## [Information shown]
▼

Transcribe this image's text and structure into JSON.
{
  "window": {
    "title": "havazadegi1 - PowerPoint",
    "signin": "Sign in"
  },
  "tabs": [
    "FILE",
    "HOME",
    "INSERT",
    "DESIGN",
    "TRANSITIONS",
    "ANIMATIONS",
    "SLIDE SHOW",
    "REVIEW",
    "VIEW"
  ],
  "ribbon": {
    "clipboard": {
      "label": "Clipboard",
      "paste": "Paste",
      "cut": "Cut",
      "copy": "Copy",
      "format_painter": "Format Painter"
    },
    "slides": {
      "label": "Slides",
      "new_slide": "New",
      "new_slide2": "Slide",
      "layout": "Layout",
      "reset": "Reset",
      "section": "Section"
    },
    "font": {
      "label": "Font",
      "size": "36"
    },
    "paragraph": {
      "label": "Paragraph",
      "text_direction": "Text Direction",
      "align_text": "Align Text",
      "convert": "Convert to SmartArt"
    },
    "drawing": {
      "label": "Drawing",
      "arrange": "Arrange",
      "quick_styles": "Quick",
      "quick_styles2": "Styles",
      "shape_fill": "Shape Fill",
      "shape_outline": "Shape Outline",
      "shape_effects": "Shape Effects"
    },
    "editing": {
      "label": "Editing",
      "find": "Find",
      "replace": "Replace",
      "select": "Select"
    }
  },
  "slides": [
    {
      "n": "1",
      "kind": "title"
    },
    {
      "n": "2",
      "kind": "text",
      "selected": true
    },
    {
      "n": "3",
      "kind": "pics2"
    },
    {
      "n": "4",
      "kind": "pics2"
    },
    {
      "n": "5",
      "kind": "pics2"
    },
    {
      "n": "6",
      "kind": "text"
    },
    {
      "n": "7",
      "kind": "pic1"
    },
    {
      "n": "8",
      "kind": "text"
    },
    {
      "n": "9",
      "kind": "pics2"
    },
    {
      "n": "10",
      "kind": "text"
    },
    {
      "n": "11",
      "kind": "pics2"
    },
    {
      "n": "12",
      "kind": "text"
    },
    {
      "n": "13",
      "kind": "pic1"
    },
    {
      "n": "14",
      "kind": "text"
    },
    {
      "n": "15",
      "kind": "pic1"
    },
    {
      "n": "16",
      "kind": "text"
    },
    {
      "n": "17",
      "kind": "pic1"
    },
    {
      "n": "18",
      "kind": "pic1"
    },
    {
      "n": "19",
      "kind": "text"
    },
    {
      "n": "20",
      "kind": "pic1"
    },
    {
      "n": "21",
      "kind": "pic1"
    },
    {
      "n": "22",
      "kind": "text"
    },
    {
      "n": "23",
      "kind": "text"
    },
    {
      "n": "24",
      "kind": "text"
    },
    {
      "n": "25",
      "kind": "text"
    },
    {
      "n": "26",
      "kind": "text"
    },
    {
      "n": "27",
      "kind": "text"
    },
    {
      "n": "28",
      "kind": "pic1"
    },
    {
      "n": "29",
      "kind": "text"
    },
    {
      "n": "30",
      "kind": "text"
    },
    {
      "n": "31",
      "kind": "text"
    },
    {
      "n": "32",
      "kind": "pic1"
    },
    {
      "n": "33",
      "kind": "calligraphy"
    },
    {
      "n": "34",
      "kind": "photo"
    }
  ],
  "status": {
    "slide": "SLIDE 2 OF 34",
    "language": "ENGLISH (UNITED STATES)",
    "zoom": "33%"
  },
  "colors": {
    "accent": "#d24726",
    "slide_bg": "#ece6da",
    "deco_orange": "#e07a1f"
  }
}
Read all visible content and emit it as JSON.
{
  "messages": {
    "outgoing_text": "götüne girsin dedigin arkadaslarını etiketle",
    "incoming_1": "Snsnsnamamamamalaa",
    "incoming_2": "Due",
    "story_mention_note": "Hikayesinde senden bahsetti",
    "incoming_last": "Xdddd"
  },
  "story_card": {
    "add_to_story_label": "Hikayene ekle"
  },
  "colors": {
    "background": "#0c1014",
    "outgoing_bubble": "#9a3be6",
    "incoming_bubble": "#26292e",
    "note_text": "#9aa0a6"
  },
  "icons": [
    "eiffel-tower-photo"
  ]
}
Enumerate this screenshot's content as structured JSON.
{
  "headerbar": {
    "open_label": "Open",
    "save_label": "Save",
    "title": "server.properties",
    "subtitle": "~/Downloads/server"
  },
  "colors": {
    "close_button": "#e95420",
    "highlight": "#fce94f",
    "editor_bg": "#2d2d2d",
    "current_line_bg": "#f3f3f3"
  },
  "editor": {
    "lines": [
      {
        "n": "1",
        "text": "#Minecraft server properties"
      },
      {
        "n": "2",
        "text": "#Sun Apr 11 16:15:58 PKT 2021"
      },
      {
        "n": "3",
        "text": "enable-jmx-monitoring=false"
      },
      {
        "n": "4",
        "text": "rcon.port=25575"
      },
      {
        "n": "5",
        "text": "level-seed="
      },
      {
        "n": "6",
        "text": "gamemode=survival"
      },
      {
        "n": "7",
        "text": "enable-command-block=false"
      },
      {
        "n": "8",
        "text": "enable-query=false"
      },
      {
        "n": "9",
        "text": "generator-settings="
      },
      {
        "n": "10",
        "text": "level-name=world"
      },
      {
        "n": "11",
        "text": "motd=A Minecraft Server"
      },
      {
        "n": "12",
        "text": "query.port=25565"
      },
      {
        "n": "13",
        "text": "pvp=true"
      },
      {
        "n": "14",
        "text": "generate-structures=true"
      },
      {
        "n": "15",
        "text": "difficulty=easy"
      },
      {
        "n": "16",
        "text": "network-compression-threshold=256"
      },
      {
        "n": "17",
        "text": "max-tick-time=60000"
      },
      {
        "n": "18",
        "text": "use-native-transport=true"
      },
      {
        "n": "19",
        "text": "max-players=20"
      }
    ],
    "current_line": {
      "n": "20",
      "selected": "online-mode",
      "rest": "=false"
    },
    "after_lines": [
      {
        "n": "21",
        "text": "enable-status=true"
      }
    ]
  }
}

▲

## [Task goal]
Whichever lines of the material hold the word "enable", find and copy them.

## [Response to the exercise]
        "text": "enable-jmx-monitoring=false"
        "text": "enable-command-block=false"
        "text": "enable-query=false"
        "text": "enable-status=true"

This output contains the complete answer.